## Your task
Examine each line in the records below for the word "title". Report how many lines contain it, and nothing else.

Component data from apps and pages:
***
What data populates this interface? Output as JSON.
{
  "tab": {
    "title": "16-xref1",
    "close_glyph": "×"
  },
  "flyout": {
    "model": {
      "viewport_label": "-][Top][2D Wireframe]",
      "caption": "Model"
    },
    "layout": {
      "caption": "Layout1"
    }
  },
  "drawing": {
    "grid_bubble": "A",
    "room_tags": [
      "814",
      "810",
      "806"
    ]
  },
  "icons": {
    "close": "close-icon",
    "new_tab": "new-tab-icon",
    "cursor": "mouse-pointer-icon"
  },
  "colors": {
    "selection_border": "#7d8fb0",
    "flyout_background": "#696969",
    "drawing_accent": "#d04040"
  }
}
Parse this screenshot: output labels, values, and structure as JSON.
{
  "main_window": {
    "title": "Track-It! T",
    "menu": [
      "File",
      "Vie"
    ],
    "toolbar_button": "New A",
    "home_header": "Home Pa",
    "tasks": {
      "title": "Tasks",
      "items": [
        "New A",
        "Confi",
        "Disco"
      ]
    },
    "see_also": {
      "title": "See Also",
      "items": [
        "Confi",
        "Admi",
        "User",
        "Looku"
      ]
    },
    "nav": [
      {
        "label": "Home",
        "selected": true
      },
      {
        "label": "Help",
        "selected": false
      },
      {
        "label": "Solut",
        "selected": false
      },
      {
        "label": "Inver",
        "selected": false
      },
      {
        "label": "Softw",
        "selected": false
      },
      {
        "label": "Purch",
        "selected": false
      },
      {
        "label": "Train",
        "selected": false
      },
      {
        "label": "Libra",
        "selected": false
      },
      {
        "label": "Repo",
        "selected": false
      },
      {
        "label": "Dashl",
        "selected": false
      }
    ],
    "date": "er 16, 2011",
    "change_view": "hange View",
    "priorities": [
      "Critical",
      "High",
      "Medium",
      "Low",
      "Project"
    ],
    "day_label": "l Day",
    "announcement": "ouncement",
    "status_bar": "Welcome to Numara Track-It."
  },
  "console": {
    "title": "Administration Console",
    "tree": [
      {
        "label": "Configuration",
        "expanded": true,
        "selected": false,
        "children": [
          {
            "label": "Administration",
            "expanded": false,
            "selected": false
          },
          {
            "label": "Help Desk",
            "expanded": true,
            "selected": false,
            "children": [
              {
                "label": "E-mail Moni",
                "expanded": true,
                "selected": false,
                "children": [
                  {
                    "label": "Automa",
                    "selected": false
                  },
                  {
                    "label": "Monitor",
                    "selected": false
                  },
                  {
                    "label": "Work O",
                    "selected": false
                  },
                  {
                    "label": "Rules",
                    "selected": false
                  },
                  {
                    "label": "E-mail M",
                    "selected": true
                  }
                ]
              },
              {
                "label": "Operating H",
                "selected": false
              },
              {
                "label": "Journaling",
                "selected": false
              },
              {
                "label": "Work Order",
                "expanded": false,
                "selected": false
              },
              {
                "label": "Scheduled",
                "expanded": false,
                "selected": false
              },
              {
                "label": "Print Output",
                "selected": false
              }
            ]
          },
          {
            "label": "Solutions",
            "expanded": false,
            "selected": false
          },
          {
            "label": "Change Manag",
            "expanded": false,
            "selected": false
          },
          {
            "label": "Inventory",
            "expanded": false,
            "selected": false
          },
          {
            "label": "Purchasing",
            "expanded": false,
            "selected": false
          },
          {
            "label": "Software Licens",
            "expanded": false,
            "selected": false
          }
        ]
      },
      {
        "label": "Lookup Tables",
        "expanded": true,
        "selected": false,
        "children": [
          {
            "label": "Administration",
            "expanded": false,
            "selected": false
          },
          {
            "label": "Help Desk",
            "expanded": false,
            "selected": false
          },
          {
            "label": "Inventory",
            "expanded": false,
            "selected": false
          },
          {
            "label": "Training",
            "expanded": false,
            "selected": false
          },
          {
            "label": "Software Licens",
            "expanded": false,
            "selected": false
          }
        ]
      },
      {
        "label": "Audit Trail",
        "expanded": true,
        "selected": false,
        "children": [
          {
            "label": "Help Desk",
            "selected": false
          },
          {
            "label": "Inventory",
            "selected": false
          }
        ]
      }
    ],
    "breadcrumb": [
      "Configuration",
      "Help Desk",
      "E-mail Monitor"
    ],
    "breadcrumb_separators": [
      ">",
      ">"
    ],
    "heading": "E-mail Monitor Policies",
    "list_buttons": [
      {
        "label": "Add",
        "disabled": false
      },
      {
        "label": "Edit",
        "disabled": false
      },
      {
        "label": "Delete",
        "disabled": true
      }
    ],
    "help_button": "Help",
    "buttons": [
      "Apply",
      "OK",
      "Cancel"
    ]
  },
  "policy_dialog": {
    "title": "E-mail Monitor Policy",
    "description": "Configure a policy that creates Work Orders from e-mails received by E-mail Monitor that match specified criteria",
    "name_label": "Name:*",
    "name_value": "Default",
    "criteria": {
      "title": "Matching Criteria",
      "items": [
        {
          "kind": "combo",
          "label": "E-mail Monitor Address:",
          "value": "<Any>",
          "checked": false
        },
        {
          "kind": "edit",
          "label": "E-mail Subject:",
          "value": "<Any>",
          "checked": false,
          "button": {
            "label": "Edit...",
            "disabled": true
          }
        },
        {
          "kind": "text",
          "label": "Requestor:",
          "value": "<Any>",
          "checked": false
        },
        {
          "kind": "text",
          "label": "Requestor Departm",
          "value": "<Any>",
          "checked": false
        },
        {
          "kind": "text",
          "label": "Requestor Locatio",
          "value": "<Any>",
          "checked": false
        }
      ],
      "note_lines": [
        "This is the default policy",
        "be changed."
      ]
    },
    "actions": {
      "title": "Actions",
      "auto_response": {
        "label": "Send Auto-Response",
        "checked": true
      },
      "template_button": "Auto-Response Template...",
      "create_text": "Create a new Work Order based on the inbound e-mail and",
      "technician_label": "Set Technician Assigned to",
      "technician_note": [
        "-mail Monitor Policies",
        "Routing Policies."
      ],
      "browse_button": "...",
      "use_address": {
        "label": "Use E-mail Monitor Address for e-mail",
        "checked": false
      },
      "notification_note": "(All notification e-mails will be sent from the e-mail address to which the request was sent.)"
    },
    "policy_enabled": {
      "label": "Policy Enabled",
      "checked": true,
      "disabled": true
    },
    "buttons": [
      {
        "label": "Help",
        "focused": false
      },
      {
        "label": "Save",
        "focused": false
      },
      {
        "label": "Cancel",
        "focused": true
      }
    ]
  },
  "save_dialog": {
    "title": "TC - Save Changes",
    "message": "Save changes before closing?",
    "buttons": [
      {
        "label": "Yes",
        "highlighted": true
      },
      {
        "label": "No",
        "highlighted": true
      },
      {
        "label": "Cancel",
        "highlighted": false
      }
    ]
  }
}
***
## Output below
9